California Supreme Court Says Public Colleges Have Duty To Protect Students From Foreseeable Violence
The unanimous decision, among the first of its kind in the nation, centered around a stabbing case at UCLA. The court noted that UCLA had marketed itself as "one of the safest campuses in the country" and developed "sophisticated strategies for identifying and defusing potential threats to student safety."
Los Angeles Times:
In Ruling For Victim In UCLA Attack, California Supreme Court Says Universities Should Protect Students

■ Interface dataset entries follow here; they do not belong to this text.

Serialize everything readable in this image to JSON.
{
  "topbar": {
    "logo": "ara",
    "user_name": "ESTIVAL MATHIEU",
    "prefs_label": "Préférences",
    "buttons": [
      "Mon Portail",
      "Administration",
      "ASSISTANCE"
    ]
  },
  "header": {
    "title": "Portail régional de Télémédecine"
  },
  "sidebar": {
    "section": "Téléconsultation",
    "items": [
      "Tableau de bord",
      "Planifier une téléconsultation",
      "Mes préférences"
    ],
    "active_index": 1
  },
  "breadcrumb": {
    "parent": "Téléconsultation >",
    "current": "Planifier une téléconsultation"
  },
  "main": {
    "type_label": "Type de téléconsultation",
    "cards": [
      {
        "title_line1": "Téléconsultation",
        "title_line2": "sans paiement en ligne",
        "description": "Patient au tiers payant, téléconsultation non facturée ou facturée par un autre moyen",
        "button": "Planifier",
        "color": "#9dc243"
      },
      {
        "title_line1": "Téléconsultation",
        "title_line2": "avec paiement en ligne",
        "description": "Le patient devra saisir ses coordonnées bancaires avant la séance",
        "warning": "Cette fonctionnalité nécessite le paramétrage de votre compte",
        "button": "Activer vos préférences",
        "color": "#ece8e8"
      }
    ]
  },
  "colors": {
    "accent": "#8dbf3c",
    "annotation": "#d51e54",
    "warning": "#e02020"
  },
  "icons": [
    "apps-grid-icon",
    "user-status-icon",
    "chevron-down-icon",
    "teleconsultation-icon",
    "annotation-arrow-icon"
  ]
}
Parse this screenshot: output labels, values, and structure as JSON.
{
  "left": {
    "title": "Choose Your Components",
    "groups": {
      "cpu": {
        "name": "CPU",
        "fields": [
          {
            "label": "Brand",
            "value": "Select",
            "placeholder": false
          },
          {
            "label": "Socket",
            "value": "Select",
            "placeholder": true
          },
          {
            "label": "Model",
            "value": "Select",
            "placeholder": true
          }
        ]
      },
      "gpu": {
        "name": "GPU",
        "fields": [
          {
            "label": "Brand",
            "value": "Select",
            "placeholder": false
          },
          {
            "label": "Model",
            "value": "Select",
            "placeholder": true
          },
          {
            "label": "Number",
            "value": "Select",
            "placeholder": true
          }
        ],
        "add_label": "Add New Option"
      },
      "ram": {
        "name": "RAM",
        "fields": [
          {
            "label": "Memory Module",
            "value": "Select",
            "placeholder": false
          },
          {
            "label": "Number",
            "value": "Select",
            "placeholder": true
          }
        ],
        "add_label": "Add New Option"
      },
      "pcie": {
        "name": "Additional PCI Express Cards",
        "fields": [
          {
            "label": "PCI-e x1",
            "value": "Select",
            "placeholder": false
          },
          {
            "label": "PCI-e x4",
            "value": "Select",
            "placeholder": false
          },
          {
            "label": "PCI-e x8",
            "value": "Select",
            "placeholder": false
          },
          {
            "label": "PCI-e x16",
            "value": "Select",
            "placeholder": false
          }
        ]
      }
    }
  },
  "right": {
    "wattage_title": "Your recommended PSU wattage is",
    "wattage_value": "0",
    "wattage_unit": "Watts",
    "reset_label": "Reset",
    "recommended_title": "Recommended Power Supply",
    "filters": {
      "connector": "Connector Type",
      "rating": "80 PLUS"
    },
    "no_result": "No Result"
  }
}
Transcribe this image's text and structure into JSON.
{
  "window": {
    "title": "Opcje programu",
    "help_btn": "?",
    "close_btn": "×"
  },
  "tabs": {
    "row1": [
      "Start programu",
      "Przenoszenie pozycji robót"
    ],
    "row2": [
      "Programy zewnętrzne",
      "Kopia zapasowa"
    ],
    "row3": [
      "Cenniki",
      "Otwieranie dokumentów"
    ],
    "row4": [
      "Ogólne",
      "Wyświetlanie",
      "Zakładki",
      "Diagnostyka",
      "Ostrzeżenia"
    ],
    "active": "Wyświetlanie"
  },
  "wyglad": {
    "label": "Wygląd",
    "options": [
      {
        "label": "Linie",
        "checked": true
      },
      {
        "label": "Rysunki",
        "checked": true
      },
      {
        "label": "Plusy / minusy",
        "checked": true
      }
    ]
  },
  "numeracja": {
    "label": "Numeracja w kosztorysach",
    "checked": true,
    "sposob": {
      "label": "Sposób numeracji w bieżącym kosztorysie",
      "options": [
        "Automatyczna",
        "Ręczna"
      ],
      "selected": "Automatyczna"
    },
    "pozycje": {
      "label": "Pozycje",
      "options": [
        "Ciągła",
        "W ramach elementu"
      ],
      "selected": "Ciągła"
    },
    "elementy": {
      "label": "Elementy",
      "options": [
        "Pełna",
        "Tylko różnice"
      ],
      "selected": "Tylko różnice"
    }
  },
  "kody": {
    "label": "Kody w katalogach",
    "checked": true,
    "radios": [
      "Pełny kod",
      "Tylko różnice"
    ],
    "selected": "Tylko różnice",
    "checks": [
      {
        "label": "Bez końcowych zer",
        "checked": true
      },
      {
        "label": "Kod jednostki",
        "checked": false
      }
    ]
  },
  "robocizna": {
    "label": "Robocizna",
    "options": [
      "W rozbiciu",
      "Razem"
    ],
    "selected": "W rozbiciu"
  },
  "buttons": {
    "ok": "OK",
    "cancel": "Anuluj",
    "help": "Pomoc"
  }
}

Katherine Rosen, a pre-med student in her junior year at UCLA, was in chemistry lab when she knelt to put something in her desk drawer. A classmate came up behind her and stabbed her in her neck and chest. She survived the life-threatening injuries, returned to school and sued UCLA for negligence, charging the campus was aware of her classmate's "dangerous propensities" and failed to warn and protect her. On Thursday, nearly nine years after the stabbing, the California Supreme Court overturned a lower court ruling and decided Rosen's lawsuit could go forward. (Dolan, 3/22)